- Archived issues are available in digital format as part of the Library of Congress Chronicling America online collection.
- Issues for 1915-1917 contains articles in English and Spanish.
- sn 94056939
- Preceding Titles:
- Succeeding Titles:
- Related Links:
- View complete holdings information
- First Issue Last Issue
The Outlook and Southwestern Outlook and Carrizozo Outlook
The high desert town (roughly 5,400 feet above sea level) of Carrizozo is located in south-central New Mexico along the Sacramento Mountains. The town’s name was derived from the Spanish word “carrizo” and refers to the abundant reed-like grass in the region. Located in an area unsuitable for dry farming, Carrizozo developed and flourished as a trading center for miners and ranchers in Lincoln County. The town was situated on the El Paso Northeastern rail line and, by the 1940s, on a major highway junction. The first newspapers in Carrizozo were founded after they fled less prosperous towns nearby. In 1906, the Outlook moved from White Oaks, a mining town which had failed to live up to its original promise, to Carrizozo, which became the seat of Lincoln County in 1909.
A Republican newspaper, the Outlook was published weekly from December 27, 1906, through December 1909. It briefly assumed the title Southwestern Outlook between May 21 and December 31, 1909; it was renamed the Carrizozo Outlook in January 1910 and continued weekly publication until August 31, 1945. The December 12, 1912, edition of the paper asserted that it was “published weekly in the interest of Carrizozo and Lincoln County.” On the editorial page, the Carrizozo Outlook claimed it had the “largest circulation in the county.” A one-year subscription cost $1.50 and a six-month subscription half that amount.. On September 7, 1945, the Carrizozo Outlook merged with the Lincoln County News to form the Lincoln County News and Carrizozo Outlook.
Most of the earlier issues of the Carrizozo Outlook contain entire Spanish language sections labeled “Noticias,” which printed local, state, national, and international news.

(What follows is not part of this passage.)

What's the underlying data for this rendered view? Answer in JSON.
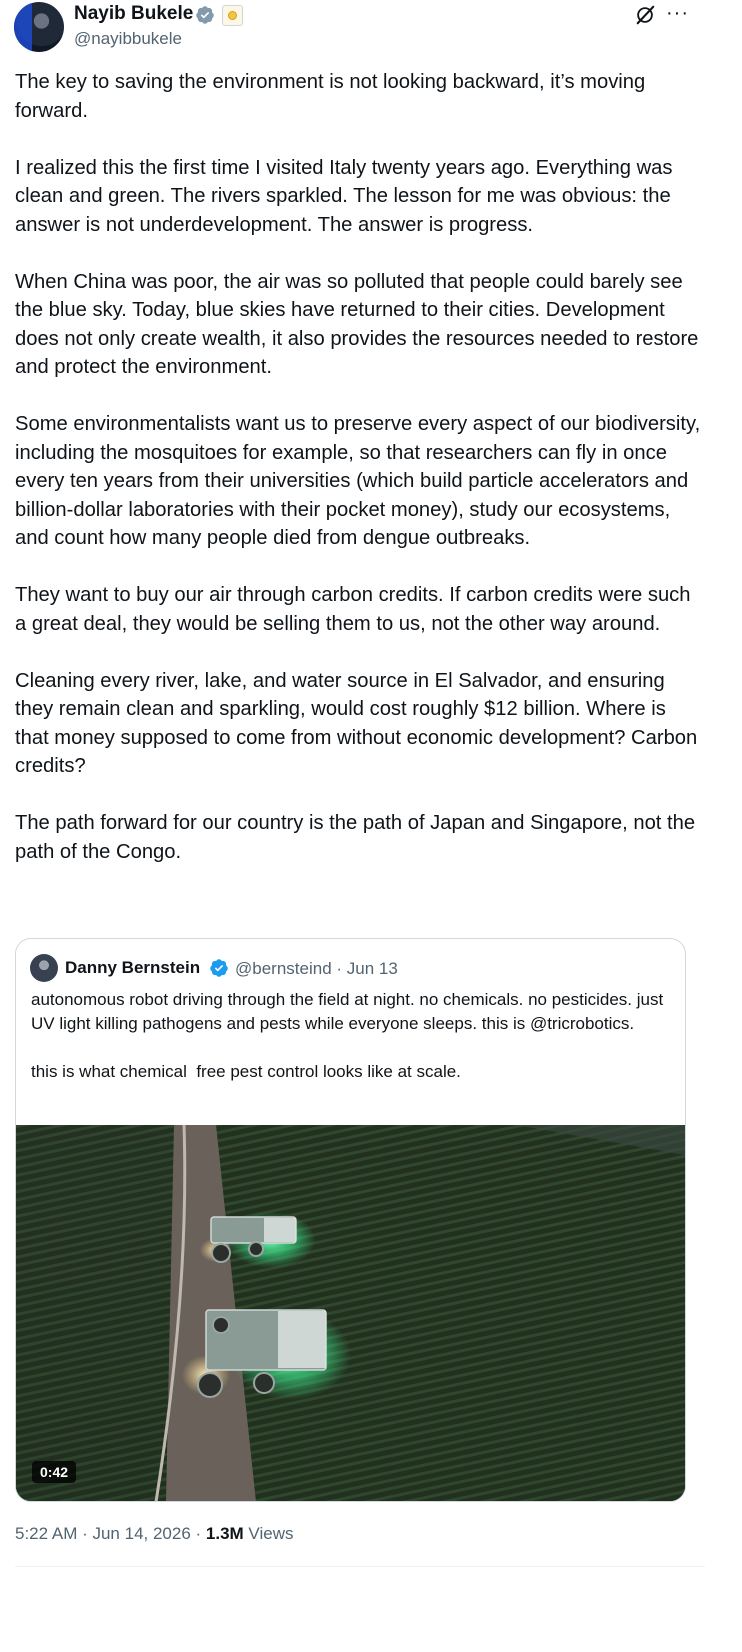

The Spanish section disappeared in November 1916, without notice or explanation, and limited Spanish content was published after that time.
Provided by: University of New Mexico